The second is to stick to our guns and stick our heads in the sand, believing that eventually, when World War Three breaks out, the public will come grovelling back to us. To luxuriate in an unwillingness to see we are losing not just elected offices but the fight for our shared future.

But what if there really was a third way? It's not going to be easy, and it requires more than a hashtag or funny t-shirt. It’s about picking ourselves up, dusting ourselves down and starting to renew our call to arms in a way that makes sense for the modern world.

For the avoidance of doubt, if we march tomorrow and then go home satisfied we have made our point then we may as well not have marched at all. But if we march and continue to organise out of the networks we make, well, then that’s worth a Saturday in the cold. After all, we won’t win the battle of ideas, if we don’t battle.

We do have to change the way we work.
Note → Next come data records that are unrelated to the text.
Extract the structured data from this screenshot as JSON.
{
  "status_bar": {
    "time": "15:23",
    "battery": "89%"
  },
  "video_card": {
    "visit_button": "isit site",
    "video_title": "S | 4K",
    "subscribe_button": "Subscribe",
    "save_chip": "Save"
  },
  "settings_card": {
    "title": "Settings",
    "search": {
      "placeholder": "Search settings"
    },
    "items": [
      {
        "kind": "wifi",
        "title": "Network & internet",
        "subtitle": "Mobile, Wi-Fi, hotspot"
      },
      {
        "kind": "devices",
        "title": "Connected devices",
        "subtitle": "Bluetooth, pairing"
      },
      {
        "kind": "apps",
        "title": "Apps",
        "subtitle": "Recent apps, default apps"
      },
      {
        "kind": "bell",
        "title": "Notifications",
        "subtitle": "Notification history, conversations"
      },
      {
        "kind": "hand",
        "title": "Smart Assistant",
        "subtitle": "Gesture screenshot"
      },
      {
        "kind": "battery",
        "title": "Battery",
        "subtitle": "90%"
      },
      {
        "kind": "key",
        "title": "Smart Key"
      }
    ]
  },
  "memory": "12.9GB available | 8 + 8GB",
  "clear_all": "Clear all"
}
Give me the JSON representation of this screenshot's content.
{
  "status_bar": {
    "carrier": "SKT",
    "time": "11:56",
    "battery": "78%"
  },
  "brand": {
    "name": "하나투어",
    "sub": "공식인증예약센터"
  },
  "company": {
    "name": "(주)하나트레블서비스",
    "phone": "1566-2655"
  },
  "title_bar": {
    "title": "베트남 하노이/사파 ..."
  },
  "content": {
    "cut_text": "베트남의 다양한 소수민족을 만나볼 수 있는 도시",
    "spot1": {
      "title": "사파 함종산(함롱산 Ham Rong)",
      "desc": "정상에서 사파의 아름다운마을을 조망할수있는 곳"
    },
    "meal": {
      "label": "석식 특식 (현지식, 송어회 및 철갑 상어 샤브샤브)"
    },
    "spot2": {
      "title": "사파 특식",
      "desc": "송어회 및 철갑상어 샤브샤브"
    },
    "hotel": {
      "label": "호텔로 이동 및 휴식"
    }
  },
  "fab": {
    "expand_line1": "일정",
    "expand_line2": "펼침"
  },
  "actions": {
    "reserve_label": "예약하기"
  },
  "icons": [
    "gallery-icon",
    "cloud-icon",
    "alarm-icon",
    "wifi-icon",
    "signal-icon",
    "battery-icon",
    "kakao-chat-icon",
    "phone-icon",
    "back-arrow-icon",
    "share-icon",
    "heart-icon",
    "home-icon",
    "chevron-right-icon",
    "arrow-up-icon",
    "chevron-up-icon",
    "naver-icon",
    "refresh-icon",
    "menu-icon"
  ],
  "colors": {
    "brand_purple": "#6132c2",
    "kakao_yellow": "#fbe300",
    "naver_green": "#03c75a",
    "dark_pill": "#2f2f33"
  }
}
We do have to have the courage not to live in our echo chambers alone. To go with respect and humility to debate and discuss the future of our communities and of our country.

And we have to come together to show there is a willingness not to ask a few brave souls to do that on their own. Not just at election times, but every day and in every corner of Britain, no matter how difficult it may feel.

Saturday is one part of that process of finding others willing not just to walk a mile with a placard, but to put in the hard yards to win the argument again for progressive values and vision. Maybe no one will show up. Maybe not many will keep going. But whilst there are folk with faith in each other, and in that alternative future, they’ll find a friend in me ready to work with them and will them on  and then Mr Banks really should be worried.